Are we able to explain the blockchain in a way the broader public can understand? When Bitcoin first came to the financial scene in 2009, it found fertile ground in a post-financial crash society. Blockchain, the technology that supports bitcoin, started as an alternative to the financial sector but has slowly been coopted by it.
The Institute of Network Cultures aims to study how cryptocurrency wallets can be designed to facilitate a broader understanding of the influence of blockchain technology, and define what good or bad wallet design is.
The blockchain is a very complex and ever-changing technology that can be hard to grasp for the broader public. Because of its global influence, it is important to find ways to explain and make accessible for discussion the workings of cryptocurrencies and the blockchain.
In order to get started using crypto-currencies you need to deal with many options for currencies, wallets and service suppliers.
Potential users need to have a founded knowledge of what they are doing because there is no margin for error. In addition, mining for bitcoins might no longer be lucrative, or as some would argue, relevant.
By creating the research tool for the Institute of Network Cultures we facilitate a study on how cryptocurrency wallets can be designed to facilitate a broader understanding of the influence of blockchain technology and define what good or bad wallet design is.
Those with crypto-currency can use so-called wallets to access their money. Wallets are applications that make buying digital currencies easy to do, but they can hide the working of blockchain technology.
Who makes these wallets, and with what purpose?
The research tool can be set up to be played from 2-5 participants in a 15-60 minute session. All the actions the user performs during a session are monitored. Actions could be trading strategies, wallet upgrades or usage of miners.
All of the collected data will give the researchers of the Institute of Network Cultures valuable information on good and bad wallet designs.
Livestock is a real-time competitive multiplayer research tool designed to exploit the human brains' ability to (subconsciously) learn new, abstract and/or complex concepts during play. It looks like yet-another Farmville game but is entirely based on concepts of the blockchain, the supporting technology behind cryptocurrencies.

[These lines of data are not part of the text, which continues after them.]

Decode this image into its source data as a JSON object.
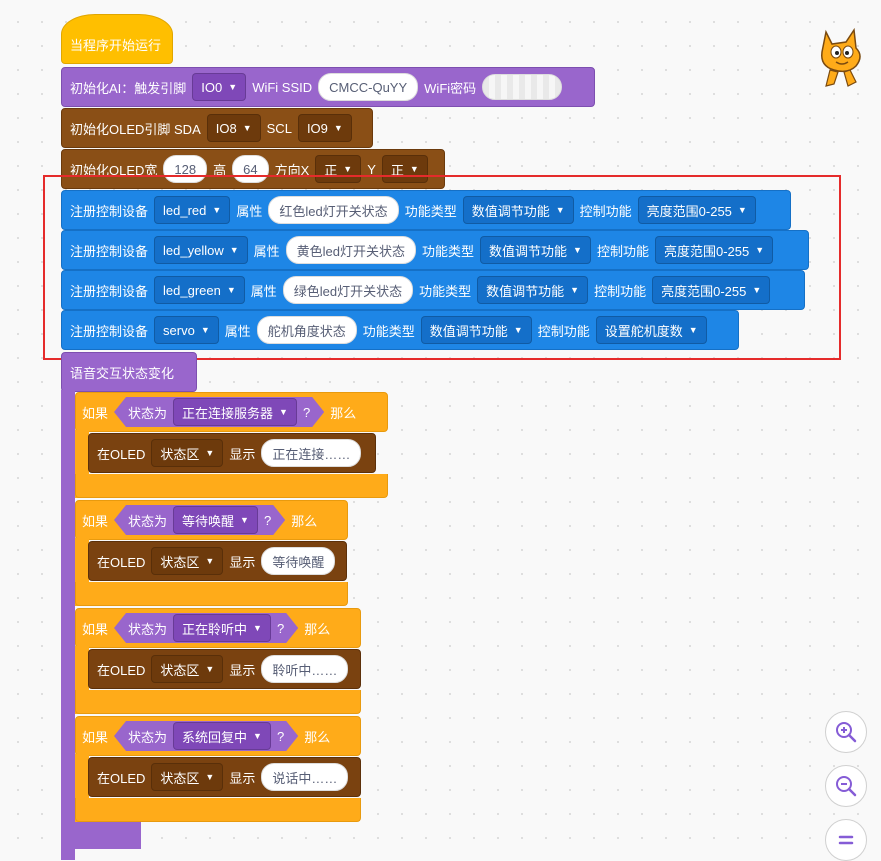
{
  "hat": {
    "label": "当程序开始运行"
  },
  "init_ai": {
    "label": "初始化AI：触发引脚",
    "pin": "IO0",
    "ssid_label": "WiFi SSID",
    "ssid": "CMCC-QuYY",
    "pwd_label": "WiFi密码"
  },
  "init_oled_pins": {
    "label": "初始化OLED引脚 SDA",
    "sda": "IO8",
    "scl_label": "SCL",
    "scl": "IO9"
  },
  "init_oled_size": {
    "label": "初始化OLED宽",
    "width": "128",
    "height_label": "高",
    "height": "64",
    "dirx_label": "方向X",
    "dirx": "正",
    "y_label": "Y",
    "diry": "正"
  },
  "register": {
    "label": "注册控制设备",
    "attr_label": "属性",
    "type_label": "功能类型",
    "ctrl_label": "控制功能",
    "rows": [
      {
        "device": "led_red",
        "attr": "红色led灯开关状态",
        "type": "数值调节功能",
        "ctrl": "亮度范围0-255"
      },
      {
        "device": "led_yellow",
        "attr": "黄色led灯开关状态",
        "type": "数值调节功能",
        "ctrl": "亮度范围0-255"
      },
      {
        "device": "led_green",
        "attr": "绿色led灯开关状态",
        "type": "数值调节功能",
        "ctrl": "亮度范围0-255"
      },
      {
        "device": "servo",
        "attr": "舵机角度状态",
        "type": "数值调节功能",
        "ctrl": "设置舵机度数"
      }
    ]
  },
  "voice_event": {
    "label": "语音交互状态变化"
  },
  "if_blocks": {
    "if_label": "如果",
    "state_label": "状态为",
    "q": "?",
    "then_label": "那么",
    "oled_label": "在OLED",
    "area": "状态区",
    "show_label": "显示",
    "items": [
      {
        "state": "正在连接服务器",
        "text": "正在连接……"
      },
      {
        "state": "等待唤醒",
        "text": "等待唤醒"
      },
      {
        "state": "正在聆听中",
        "text": "聆听中……"
      },
      {
        "state": "系统回复中",
        "text": "说话中……"
      }
    ]
  },
  "zoom": {
    "in_icon": "zoom-in-icon",
    "out_icon": "zoom-out-icon",
    "reset_icon": "zoom-reset-icon"
  },
  "colors": {
    "event": "#ffbf00",
    "ai": "#9966cc",
    "oled": "#8a4f16",
    "iot": "#1e86e6",
    "control": "#ffab19",
    "highlight": "#e52b2b"
  }
}
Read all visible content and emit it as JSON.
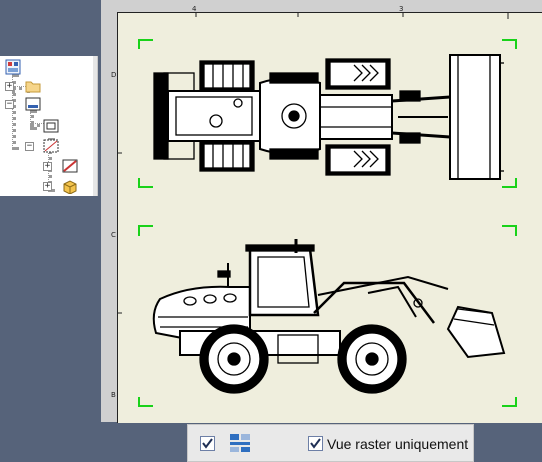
{
  "browser": {
    "nodes": [
      {
        "name": "drawing-icon"
      },
      {
        "name": "folder-icon"
      },
      {
        "name": "sheet-icon"
      },
      {
        "name": "border-icon"
      },
      {
        "name": "view-icon"
      },
      {
        "name": "section-view-icon"
      },
      {
        "name": "part-icon"
      }
    ]
  },
  "sheet": {
    "ruler_top": [
      "4",
      "3"
    ],
    "ruler_left": [
      "D",
      "C",
      "B"
    ]
  },
  "bottom_bar": {
    "raster_only_label": "Vue raster uniquement",
    "raster_only_checked": true,
    "first_checkbox_checked": true
  },
  "colors": {
    "background": "#56637a",
    "sheet": "#efeedd",
    "corner_marks": "#19d219",
    "ink": "#000000"
  }
}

Abstract concepts of the blockchain are added as game layers within the research tool. How? The game is a real-time multiplayer game where the farm itself simulates the blockchain market.
Livestock relies heavily on symbolism to explain core concepts of the blockchain; Bitcoin, Etherium and Dogecoin are replaced by wool, milk and bacon. Hardware mining rigs by sheep, cow and pig.
Gold represents the fiat currency needed to get started in the crypto world. Farm animals, such as sheep, cows and pigs, are representing mine power on the blockchain while currencies appear as their products in the form of wool, milk and bacon respectively.
LiveStock will introduce more and more complex blockchain concepts as the session progresses; Proof-of-Work algorithm, cryptocurrencies with different elasticities, soft- and hardware ledgers. Users can explore and experience these concepts. Choices the user makes will have an impact on the outcome of the session.
By adding in a bit of healthy competition we humans tend to get creative and approach things from another angle. You are able to store your products in your barn (an open wallet) or in the more secure vault (offline wallet). Your vault will be password protected and can not be plundered by thieves (hacks on the blockchain).
Each session LiveStock generates a completely new market in order to make the tool more unpredictable.
The data will be based on the elasticity of a commodity; Wool will be a fairly cheap and stable commodity, in contrast, bacon will be an expensive and unstable commodity. Who doesn't want that sweet ol' bacon right?
Users will be able to trade commodities or trade the animals to produce the commodity themselves. We are interested in the overall better strategy for good and bad wallet design.